[Work request] State, as a single number, how many lines in the data below contain "active".

[Task inputs]
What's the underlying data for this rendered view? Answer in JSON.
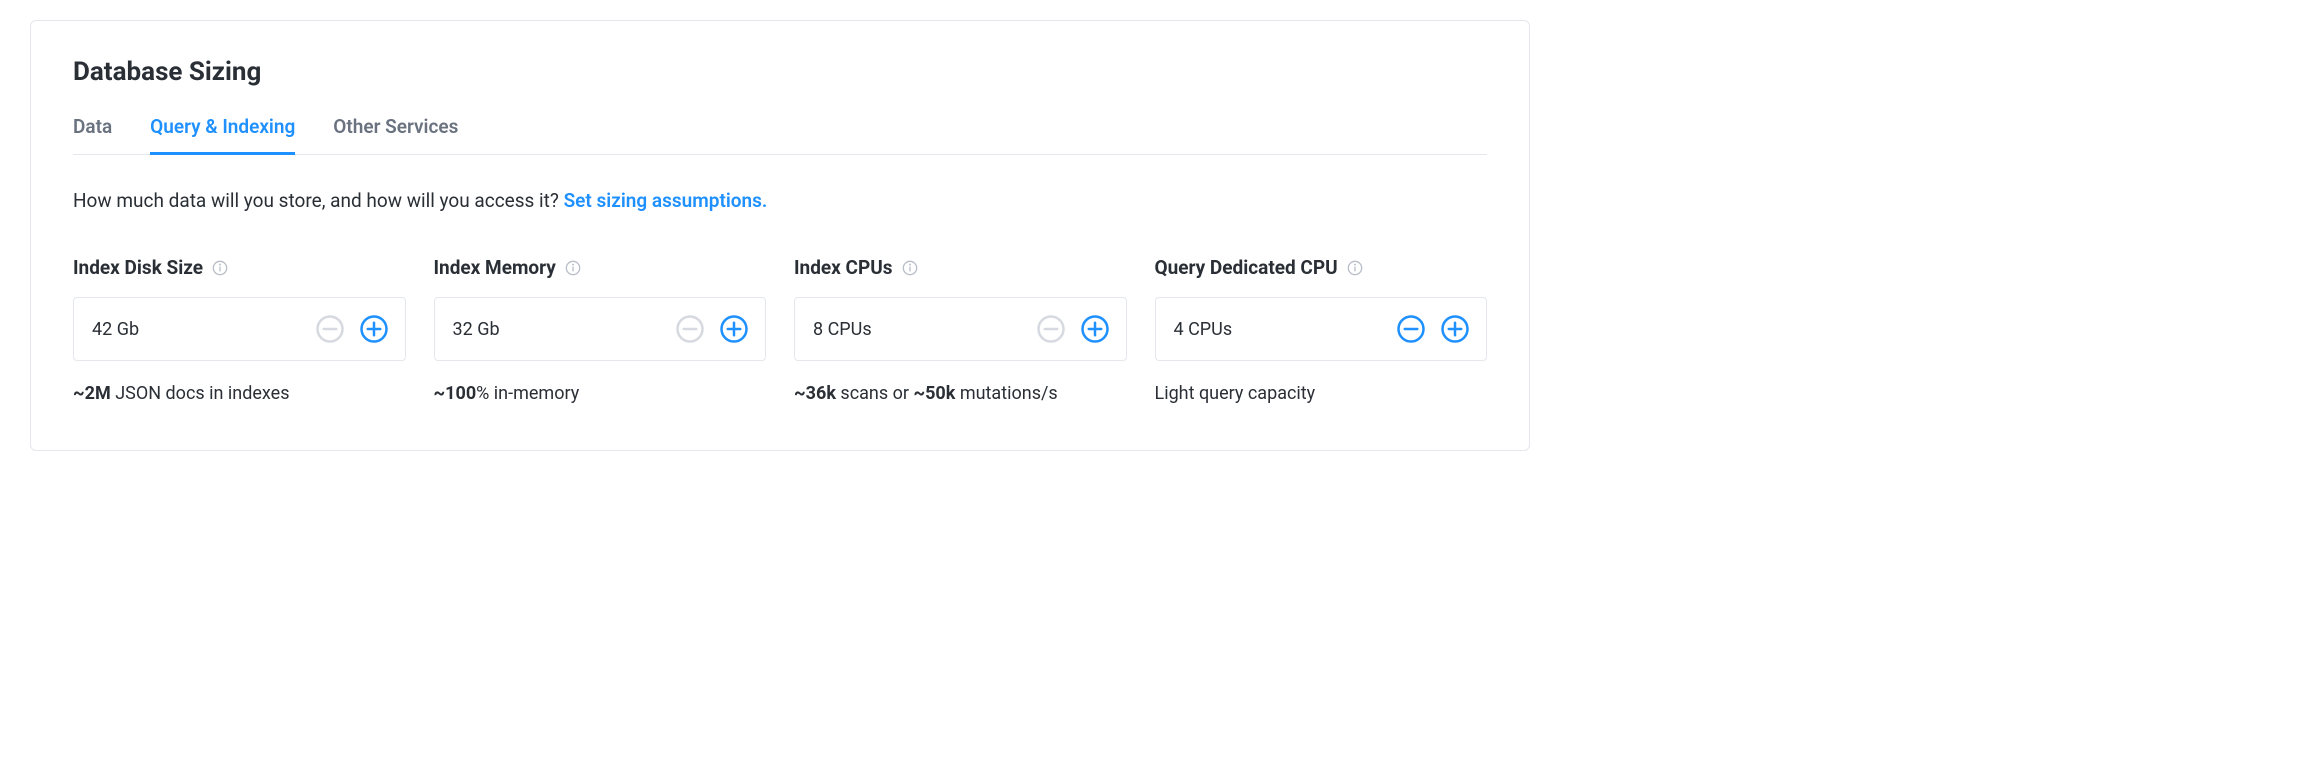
{
  "card": {
    "title": "Database Sizing"
  },
  "tabs": [
    {
      "label": "Data",
      "active": false
    },
    {
      "label": "Query & Indexing",
      "active": true
    },
    {
      "label": "Other Services",
      "active": false
    }
  ],
  "prompt": {
    "text": "How much data will you store, and how will you access it? ",
    "link": "Set sizing assumptions."
  },
  "metrics": [
    {
      "key": "index-disk-size",
      "label": "Index Disk Size",
      "value": "42 Gb",
      "minus_enabled": false,
      "plus_enabled": true,
      "note_parts": [
        {
          "bold": true,
          "text": "~2M"
        },
        {
          "bold": false,
          "text": " JSON docs in indexes"
        }
      ]
    },
    {
      "key": "index-memory",
      "label": "Index Memory",
      "value": "32 Gb",
      "minus_enabled": false,
      "plus_enabled": true,
      "note_parts": [
        {
          "bold": true,
          "text": "~100"
        },
        {
          "bold": false,
          "text": "% in-memory"
        }
      ]
    },
    {
      "key": "index-cpus",
      "label": "Index CPUs",
      "value": "8 CPUs",
      "minus_enabled": false,
      "plus_enabled": true,
      "note_parts": [
        {
          "bold": true,
          "text": "~36k"
        },
        {
          "bold": false,
          "text": " scans or "
        },
        {
          "bold": true,
          "text": "~50k"
        },
        {
          "bold": false,
          "text": " mutations/s"
        }
      ]
    },
    {
      "key": "query-dedicated-cpu",
      "label": "Query Dedicated CPU",
      "value": "4 CPUs",
      "minus_enabled": true,
      "plus_enabled": true,
      "note_parts": [
        {
          "bold": false,
          "text": "Light query capacity"
        }
      ]
    }
  ],
  "colors": {
    "active": "#1e90ff",
    "disabled": "#d6dae0"
  }
}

[Your response] 4